[Component data from apps and pages]
● ● ●
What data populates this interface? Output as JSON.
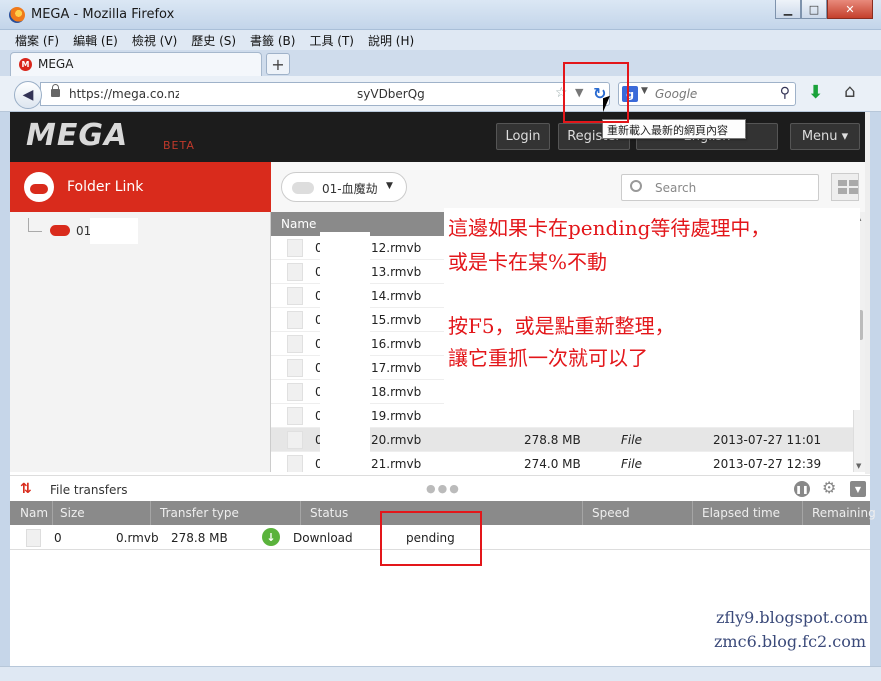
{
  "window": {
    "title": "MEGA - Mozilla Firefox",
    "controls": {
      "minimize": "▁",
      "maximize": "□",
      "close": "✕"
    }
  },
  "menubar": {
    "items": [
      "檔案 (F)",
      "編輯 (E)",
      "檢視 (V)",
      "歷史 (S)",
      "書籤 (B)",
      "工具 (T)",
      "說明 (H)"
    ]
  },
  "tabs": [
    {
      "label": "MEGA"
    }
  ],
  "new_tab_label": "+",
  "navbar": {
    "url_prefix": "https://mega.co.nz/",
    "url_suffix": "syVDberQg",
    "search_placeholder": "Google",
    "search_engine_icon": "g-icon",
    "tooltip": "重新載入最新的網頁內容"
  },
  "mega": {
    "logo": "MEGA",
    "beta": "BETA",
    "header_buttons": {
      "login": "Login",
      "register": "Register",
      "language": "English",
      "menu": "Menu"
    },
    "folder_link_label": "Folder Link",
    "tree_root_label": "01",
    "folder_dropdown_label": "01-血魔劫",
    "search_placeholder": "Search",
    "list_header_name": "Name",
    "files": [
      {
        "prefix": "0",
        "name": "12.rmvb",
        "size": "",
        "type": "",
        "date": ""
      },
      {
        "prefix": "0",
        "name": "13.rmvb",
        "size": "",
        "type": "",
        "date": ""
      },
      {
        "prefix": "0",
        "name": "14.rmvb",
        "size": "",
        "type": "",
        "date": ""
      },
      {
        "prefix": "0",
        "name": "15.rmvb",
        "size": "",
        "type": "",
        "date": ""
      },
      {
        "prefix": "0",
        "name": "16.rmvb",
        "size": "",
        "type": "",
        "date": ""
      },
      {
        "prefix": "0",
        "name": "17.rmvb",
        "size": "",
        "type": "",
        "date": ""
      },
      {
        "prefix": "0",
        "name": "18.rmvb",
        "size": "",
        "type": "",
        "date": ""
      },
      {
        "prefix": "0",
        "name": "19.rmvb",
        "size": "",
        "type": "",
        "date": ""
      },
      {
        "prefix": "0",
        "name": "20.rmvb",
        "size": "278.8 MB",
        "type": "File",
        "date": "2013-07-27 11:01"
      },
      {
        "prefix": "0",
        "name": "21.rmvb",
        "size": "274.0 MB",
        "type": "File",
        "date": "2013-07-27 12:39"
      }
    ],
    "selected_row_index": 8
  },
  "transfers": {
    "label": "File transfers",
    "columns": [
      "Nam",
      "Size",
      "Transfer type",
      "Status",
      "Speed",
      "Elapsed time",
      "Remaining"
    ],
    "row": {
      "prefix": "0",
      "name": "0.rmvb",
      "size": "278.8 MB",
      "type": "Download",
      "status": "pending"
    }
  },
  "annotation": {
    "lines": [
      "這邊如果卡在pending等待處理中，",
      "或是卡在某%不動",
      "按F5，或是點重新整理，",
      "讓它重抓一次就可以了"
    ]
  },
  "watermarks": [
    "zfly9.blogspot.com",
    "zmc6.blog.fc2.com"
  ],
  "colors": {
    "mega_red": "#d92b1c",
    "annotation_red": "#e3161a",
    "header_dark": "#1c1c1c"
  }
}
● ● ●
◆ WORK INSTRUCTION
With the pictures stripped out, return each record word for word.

◆ OUTPUT
What data populates this interface? Output as JSON.
{
  "window": {
    "title": "MEGA - Mozilla Firefox",
    "controls": {
      "minimize": "▁",
      "maximize": "□",
      "close": "✕"
    }
  },
  "menubar": {
    "items": [
      "檔案 (F)",
      "編輯 (E)",
      "檢視 (V)",
      "歷史 (S)",
      "書籤 (B)",
      "工具 (T)",
      "說明 (H)"
    ]
  },
  "tabs": [
    {
      "label": "MEGA"
    }
  ],
  "new_tab_label": "+",
  "navbar": {
    "url_prefix": "https://mega.co.nz/",
    "url_suffix": "syVDberQg",
    "search_placeholder": "Google",
    "search_engine_icon": "g-icon",
    "tooltip": "重新載入最新的網頁內容"
  },
  "mega": {
    "logo": "MEGA",
    "beta": "BETA",
    "header_buttons": {
      "login": "Login",
      "register": "Register",
      "language": "English",
      "menu": "Menu"
    },
    "folder_link_label": "Folder Link",
    "tree_root_label": "01",
    "folder_dropdown_label": "01-血魔劫",
    "search_placeholder": "Search",
    "list_header_name": "Name",
    "files": [
      {
        "prefix": "0",
        "name": "12.rmvb",
        "size": "",
        "type": "",
        "date": ""
      },
      {
        "prefix": "0",
        "name": "13.rmvb",
        "size": "",
        "type": "",
        "date": ""
      },
      {
        "prefix": "0",
        "name": "14.rmvb",
        "size": "",
        "type": "",
        "date": ""
      },
      {
        "prefix": "0",
        "name": "15.rmvb",
        "size": "",
        "type": "",
        "date": ""
      },
      {
        "prefix": "0",
        "name": "16.rmvb",
        "size": "",
        "type": "",
        "date": ""
      },
      {
        "prefix": "0",
        "name": "17.rmvb",
        "size": "",
        "type": "",
        "date": ""
      },
      {
        "prefix": "0",
        "name": "18.rmvb",
        "size": "",
        "type": "",
        "date": ""
      },
      {
        "prefix": "0",
        "name": "19.rmvb",
        "size": "",
        "type": "",
        "date": ""
      },
      {
        "prefix": "0",
        "name": "20.rmvb",
        "size": "278.8 MB",
        "type": "File",
        "date": "2013-07-27 11:01"
      },
      {
        "prefix": "0",
        "name": "21.rmvb",
        "size": "274.0 MB",
        "type": "File",
        "date": "2013-07-27 12:39"
      }
    ],
    "selected_row_index": 8
  },
  "transfers": {
    "label": "File transfers",
    "columns": [
      "Nam",
      "Size",
      "Transfer type",
      "Status",
      "Speed",
      "Elapsed time",
      "Remaining"
    ],
    "row": {
      "prefix": "0",
      "name": "0.rmvb",
      "size": "278.8 MB",
      "type": "Download",
      "status": "pending"
    }
  },
  "annotation": {
    "lines": [
      "這邊如果卡在pending等待處理中，",
      "或是卡在某%不動",
      "按F5，或是點重新整理，",
      "讓它重抓一次就可以了"
    ]
  },
  "watermarks": [
    "zfly9.blogspot.com",
    "zmc6.blog.fc2.com"
  ],
  "colors": {
    "mega_red": "#d92b1c",
    "annotation_red": "#e3161a",
    "header_dark": "#1c1c1c"
  }
}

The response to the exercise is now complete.